• Exercise directions
All lines of the material that contain "niter" must be copied out.
*** Block opens ***
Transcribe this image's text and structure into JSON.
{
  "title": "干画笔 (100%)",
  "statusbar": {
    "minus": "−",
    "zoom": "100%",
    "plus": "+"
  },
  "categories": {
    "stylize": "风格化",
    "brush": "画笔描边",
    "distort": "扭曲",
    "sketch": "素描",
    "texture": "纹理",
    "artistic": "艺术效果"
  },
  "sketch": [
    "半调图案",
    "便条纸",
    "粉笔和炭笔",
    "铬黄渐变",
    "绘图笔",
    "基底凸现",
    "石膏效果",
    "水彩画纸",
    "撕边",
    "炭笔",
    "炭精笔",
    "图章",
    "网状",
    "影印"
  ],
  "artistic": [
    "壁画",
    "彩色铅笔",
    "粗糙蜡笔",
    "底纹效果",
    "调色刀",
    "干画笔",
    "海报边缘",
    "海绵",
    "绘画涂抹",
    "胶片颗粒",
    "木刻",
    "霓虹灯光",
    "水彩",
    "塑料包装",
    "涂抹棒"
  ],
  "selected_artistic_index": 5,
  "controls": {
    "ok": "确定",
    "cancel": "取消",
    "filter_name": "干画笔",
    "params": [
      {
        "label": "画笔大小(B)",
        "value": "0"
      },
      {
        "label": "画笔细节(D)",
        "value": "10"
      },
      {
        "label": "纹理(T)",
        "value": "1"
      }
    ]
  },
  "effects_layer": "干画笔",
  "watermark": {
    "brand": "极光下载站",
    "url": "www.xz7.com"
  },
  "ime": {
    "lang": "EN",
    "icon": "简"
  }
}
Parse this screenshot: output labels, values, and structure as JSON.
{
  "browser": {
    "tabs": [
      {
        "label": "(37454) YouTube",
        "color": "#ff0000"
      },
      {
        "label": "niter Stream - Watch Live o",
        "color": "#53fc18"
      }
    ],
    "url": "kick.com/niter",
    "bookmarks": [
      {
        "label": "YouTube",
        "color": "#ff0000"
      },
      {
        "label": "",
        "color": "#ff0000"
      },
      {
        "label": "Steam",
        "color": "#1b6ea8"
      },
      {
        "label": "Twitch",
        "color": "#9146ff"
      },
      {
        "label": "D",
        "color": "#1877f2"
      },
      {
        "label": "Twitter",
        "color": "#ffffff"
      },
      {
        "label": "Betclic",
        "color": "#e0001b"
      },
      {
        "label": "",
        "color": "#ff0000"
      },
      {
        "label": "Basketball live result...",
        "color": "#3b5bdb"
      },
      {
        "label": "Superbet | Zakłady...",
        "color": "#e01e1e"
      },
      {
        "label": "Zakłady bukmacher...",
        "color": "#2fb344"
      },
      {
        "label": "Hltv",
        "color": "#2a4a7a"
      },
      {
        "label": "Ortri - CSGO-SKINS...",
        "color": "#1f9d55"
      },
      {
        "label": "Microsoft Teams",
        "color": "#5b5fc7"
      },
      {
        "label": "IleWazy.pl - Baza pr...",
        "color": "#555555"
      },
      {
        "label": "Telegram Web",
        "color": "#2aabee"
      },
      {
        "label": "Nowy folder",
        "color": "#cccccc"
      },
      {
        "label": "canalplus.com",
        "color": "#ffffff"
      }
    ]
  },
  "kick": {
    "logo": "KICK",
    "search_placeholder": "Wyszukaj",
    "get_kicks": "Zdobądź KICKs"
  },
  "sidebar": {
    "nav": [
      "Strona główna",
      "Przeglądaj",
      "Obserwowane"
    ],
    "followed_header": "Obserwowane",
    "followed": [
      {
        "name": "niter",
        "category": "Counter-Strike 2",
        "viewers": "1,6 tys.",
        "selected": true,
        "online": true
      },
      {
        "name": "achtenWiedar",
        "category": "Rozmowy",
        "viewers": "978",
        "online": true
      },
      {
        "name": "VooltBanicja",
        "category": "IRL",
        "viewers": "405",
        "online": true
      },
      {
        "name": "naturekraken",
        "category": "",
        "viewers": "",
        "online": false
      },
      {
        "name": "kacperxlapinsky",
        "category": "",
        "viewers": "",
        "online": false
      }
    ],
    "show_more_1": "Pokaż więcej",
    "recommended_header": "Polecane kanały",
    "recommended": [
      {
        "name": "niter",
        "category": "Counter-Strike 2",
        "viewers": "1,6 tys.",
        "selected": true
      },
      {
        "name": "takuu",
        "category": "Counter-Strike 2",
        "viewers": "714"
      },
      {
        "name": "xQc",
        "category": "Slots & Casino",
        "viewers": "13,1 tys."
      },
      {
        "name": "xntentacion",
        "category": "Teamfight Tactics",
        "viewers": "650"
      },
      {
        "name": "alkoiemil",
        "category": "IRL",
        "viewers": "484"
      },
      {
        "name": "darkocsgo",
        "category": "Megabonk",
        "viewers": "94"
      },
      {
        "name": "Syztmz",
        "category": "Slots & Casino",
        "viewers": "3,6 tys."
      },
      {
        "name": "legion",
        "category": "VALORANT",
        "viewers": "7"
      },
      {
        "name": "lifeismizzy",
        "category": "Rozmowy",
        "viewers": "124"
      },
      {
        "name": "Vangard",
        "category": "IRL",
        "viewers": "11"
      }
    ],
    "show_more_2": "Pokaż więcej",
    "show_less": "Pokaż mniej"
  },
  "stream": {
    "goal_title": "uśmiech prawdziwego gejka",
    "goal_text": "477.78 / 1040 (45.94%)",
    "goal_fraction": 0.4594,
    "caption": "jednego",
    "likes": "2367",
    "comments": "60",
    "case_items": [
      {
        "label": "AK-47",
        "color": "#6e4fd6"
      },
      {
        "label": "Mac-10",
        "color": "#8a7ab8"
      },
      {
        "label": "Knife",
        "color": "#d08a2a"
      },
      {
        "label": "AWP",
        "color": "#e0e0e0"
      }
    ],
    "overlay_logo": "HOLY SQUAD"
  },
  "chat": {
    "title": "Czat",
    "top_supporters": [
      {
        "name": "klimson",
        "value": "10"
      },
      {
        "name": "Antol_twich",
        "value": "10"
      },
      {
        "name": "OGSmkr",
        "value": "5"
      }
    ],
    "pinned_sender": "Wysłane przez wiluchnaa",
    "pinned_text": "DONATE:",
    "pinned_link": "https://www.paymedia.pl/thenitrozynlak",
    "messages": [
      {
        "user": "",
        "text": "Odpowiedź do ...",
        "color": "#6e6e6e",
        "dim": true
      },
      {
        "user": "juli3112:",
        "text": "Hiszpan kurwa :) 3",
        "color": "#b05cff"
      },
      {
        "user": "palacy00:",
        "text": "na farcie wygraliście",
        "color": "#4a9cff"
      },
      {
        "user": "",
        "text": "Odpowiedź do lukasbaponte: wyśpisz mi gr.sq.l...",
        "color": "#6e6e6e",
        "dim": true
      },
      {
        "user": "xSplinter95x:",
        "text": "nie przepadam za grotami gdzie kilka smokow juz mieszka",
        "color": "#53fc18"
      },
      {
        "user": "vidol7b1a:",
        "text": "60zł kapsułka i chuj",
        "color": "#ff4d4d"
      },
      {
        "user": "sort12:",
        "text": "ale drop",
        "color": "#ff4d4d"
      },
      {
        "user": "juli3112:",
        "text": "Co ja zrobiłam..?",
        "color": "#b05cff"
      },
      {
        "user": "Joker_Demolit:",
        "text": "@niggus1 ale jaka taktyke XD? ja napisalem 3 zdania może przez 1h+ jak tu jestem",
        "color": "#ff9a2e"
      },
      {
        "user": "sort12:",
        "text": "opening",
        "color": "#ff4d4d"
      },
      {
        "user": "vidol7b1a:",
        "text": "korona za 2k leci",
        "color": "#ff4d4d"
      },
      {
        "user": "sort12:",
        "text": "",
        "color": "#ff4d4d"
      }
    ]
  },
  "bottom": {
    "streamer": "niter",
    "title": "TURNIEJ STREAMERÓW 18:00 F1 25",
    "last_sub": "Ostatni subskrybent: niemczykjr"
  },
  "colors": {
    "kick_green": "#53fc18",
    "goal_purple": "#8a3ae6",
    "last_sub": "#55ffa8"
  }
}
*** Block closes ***
• Expected output
        "label": "niter Stream - Watch Live o",
    "url": "kick.com/niter",
        "name": "niter",
        "name": "niter",
    "streamer": "niter",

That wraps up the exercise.